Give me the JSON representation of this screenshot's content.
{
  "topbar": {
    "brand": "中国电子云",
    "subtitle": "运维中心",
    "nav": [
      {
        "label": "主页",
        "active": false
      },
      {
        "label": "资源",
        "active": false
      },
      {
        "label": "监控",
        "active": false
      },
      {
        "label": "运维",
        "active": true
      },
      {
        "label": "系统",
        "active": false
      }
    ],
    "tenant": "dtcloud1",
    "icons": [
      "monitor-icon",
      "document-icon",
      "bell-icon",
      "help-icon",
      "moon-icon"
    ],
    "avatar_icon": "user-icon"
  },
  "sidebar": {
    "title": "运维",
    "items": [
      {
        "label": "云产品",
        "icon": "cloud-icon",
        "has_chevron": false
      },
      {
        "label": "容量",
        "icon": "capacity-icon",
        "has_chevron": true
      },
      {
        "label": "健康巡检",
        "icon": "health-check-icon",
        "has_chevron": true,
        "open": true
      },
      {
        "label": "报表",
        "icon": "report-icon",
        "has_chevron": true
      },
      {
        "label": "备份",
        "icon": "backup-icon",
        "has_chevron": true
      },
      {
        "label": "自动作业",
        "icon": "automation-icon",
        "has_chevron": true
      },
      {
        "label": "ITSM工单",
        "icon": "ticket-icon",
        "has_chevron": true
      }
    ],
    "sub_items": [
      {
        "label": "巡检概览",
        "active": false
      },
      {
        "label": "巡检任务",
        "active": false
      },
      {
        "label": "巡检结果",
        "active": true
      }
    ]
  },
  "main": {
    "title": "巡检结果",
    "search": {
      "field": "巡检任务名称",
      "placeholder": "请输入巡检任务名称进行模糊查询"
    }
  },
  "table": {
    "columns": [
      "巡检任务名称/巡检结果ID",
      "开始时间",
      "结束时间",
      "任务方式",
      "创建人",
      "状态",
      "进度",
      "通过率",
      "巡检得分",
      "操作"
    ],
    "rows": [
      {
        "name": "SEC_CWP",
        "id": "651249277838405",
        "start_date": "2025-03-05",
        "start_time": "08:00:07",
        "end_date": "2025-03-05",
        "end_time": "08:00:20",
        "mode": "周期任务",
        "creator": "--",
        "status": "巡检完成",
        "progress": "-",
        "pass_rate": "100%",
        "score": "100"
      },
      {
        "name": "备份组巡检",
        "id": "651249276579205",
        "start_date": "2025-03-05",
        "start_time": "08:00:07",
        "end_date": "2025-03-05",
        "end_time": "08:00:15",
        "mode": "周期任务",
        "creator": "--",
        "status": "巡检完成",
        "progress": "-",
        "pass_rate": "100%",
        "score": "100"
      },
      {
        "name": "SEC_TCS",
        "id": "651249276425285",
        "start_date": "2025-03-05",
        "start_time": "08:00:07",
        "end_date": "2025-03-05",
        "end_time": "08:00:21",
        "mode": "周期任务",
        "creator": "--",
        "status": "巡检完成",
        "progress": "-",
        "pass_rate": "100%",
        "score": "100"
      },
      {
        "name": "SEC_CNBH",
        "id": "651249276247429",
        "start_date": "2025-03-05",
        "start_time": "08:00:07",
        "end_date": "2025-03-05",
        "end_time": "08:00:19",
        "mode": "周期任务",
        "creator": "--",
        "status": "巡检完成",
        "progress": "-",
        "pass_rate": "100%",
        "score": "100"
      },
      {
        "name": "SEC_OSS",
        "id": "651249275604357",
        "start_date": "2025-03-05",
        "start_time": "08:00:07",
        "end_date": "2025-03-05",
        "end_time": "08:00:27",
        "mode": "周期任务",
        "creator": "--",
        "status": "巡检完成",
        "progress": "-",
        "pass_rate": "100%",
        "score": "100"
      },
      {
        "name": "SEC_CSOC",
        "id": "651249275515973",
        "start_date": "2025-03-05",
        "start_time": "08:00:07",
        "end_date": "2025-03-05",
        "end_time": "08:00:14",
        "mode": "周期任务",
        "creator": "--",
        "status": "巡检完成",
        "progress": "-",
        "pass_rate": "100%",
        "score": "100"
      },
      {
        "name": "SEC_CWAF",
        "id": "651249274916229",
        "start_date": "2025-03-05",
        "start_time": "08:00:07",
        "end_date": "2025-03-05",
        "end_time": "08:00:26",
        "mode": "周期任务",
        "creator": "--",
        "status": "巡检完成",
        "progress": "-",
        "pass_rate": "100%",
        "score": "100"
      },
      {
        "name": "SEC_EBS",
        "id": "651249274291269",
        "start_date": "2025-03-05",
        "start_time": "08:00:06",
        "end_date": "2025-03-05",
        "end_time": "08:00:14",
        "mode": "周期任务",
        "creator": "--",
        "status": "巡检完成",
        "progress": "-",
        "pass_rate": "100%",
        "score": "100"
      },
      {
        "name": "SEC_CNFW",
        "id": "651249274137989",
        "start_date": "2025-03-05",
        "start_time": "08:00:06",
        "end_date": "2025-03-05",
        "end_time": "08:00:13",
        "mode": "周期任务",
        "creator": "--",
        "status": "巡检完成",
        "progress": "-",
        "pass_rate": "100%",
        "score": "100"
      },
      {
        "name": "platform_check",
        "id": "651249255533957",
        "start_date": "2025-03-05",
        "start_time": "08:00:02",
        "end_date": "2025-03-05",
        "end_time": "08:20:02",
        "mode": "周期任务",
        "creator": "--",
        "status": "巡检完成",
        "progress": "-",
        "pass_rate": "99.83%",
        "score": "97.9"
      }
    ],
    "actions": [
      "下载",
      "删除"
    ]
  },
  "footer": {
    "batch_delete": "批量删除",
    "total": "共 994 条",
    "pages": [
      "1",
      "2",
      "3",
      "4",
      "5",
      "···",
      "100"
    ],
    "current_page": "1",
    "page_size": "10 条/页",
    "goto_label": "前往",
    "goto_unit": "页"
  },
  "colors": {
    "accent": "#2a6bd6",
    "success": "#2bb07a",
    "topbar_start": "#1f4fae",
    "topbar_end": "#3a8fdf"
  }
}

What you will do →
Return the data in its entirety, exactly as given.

Exercise response →
Give me the JSON representation of this screenshot's content.
{
  "topbar": {
    "brand": "中国电子云",
    "subtitle": "运维中心",
    "nav": [
      {
        "label": "主页",
        "active": false
      },
      {
        "label": "资源",
        "active": false
      },
      {
        "label": "监控",
        "active": false
      },
      {
        "label": "运维",
        "active": true
      },
      {
        "label": "系统",
        "active": false
      }
    ],
    "tenant": "dtcloud1",
    "icons": [
      "monitor-icon",
      "document-icon",
      "bell-icon",
      "help-icon",
      "moon-icon"
    ],
    "avatar_icon": "user-icon"
  },
  "sidebar": {
    "title": "运维",
    "items": [
      {
        "label": "云产品",
        "icon": "cloud-icon",
        "has_chevron": false
      },
      {
        "label": "容量",
        "icon": "capacity-icon",
        "has_chevron": true
      },
      {
        "label": "健康巡检",
        "icon": "health-check-icon",
        "has_chevron": true,
        "open": true
      },
      {
        "label": "报表",
        "icon": "report-icon",
        "has_chevron": true
      },
      {
        "label": "备份",
        "icon": "backup-icon",
        "has_chevron": true
      },
      {
        "label": "自动作业",
        "icon": "automation-icon",
        "has_chevron": true
      },
      {
        "label": "ITSM工单",
        "icon": "ticket-icon",
        "has_chevron": true
      }
    ],
    "sub_items": [
      {
        "label": "巡检概览",
        "active": false
      },
      {
        "label": "巡检任务",
        "active": false
      },
      {
        "label": "巡检结果",
        "active": true
      }
    ]
  },
  "main": {
    "title": "巡检结果",
    "search": {
      "field": "巡检任务名称",
      "placeholder": "请输入巡检任务名称进行模糊查询"
    }
  },
  "table": {
    "columns": [
      "巡检任务名称/巡检结果ID",
      "开始时间",
      "结束时间",
      "任务方式",
      "创建人",
      "状态",
      "进度",
      "通过率",
      "巡检得分",
      "操作"
    ],
    "rows": [
      {
        "name": "SEC_CWP",
        "id": "651249277838405",
        "start_date": "2025-03-05",
        "start_time": "08:00:07",
        "end_date": "2025-03-05",
        "end_time": "08:00:20",
        "mode": "周期任务",
        "creator": "--",
        "status": "巡检完成",
        "progress": "-",
        "pass_rate": "100%",
        "score": "100"
      },
      {
        "name": "备份组巡检",
        "id": "651249276579205",
        "start_date": "2025-03-05",
        "start_time": "08:00:07",
        "end_date": "2025-03-05",
        "end_time": "08:00:15",
        "mode": "周期任务",
        "creator": "--",
        "status": "巡检完成",
        "progress": "-",
        "pass_rate": "100%",
        "score": "100"
      },
      {
        "name": "SEC_TCS",
        "id": "651249276425285",
        "start_date": "2025-03-05",
        "start_time": "08:00:07",
        "end_date": "2025-03-05",
        "end_time": "08:00:21",
        "mode": "周期任务",
        "creator": "--",
        "status": "巡检完成",
        "progress": "-",
        "pass_rate": "100%",
        "score": "100"
      },
      {
        "name": "SEC_CNBH",
        "id": "651249276247429",
        "start_date": "2025-03-05",
        "start_time": "08:00:07",
        "end_date": "2025-03-05",
        "end_time": "08:00:19",
        "mode": "周期任务",
        "creator": "--",
        "status": "巡检完成",
        "progress": "-",
        "pass_rate": "100%",
        "score": "100"
      },
      {
        "name": "SEC_OSS",
        "id": "651249275604357",
        "start_date": "2025-03-05",
        "start_time": "08:00:07",
        "end_date": "2025-03-05",
        "end_time": "08:00:27",
        "mode": "周期任务",
        "creator": "--",
        "status": "巡检完成",
        "progress": "-",
        "pass_rate": "100%",
        "score": "100"
      },
      {
        "name": "SEC_CSOC",
        "id": "651249275515973",
        "start_date": "2025-03-05",
        "start_time": "08:00:07",
        "end_date": "2025-03-05",
        "end_time": "08:00:14",
        "mode": "周期任务",
        "creator": "--",
        "status": "巡检完成",
        "progress": "-",
        "pass_rate": "100%",
        "score": "100"
      },
      {
        "name": "SEC_CWAF",
        "id": "651249274916229",
        "start_date": "2025-03-05",
        "start_time": "08:00:07",
        "end_date": "2025-03-05",
        "end_time": "08:00:26",
        "mode": "周期任务",
        "creator": "--",
        "status": "巡检完成",
        "progress": "-",
        "pass_rate": "100%",
        "score": "100"
      },
      {
        "name": "SEC_EBS",
        "id": "651249274291269",
        "start_date": "2025-03-05",
        "start_time": "08:00:06",
        "end_date": "2025-03-05",
        "end_time": "08:00:14",
        "mode": "周期任务",
        "creator": "--",
        "status": "巡检完成",
        "progress": "-",
        "pass_rate": "100%",
        "score": "100"
      },
      {
        "name": "SEC_CNFW",
        "id": "651249274137989",
        "start_date": "2025-03-05",
        "start_time": "08:00:06",
        "end_date": "2025-03-05",
        "end_time": "08:00:13",
        "mode": "周期任务",
        "creator": "--",
        "status": "巡检完成",
        "progress": "-",
        "pass_rate": "100%",
        "score": "100"
      },
      {
        "name": "platform_check",
        "id": "651249255533957",
        "start_date": "2025-03-05",
        "start_time": "08:00:02",
        "end_date": "2025-03-05",
        "end_time": "08:20:02",
        "mode": "周期任务",
        "creator": "--",
        "status": "巡检完成",
        "progress": "-",
        "pass_rate": "99.83%",
        "score": "97.9"
      }
    ],
    "actions": [
      "下载",
      "删除"
    ]
  },
  "footer": {
    "batch_delete": "批量删除",
    "total": "共 994 条",
    "pages": [
      "1",
      "2",
      "3",
      "4",
      "5",
      "···",
      "100"
    ],
    "current_page": "1",
    "page_size": "10 条/页",
    "goto_label": "前往",
    "goto_unit": "页"
  },
  "colors": {
    "accent": "#2a6bd6",
    "success": "#2bb07a",
    "topbar_start": "#1f4fae",
    "topbar_end": "#3a8fdf"
  }
}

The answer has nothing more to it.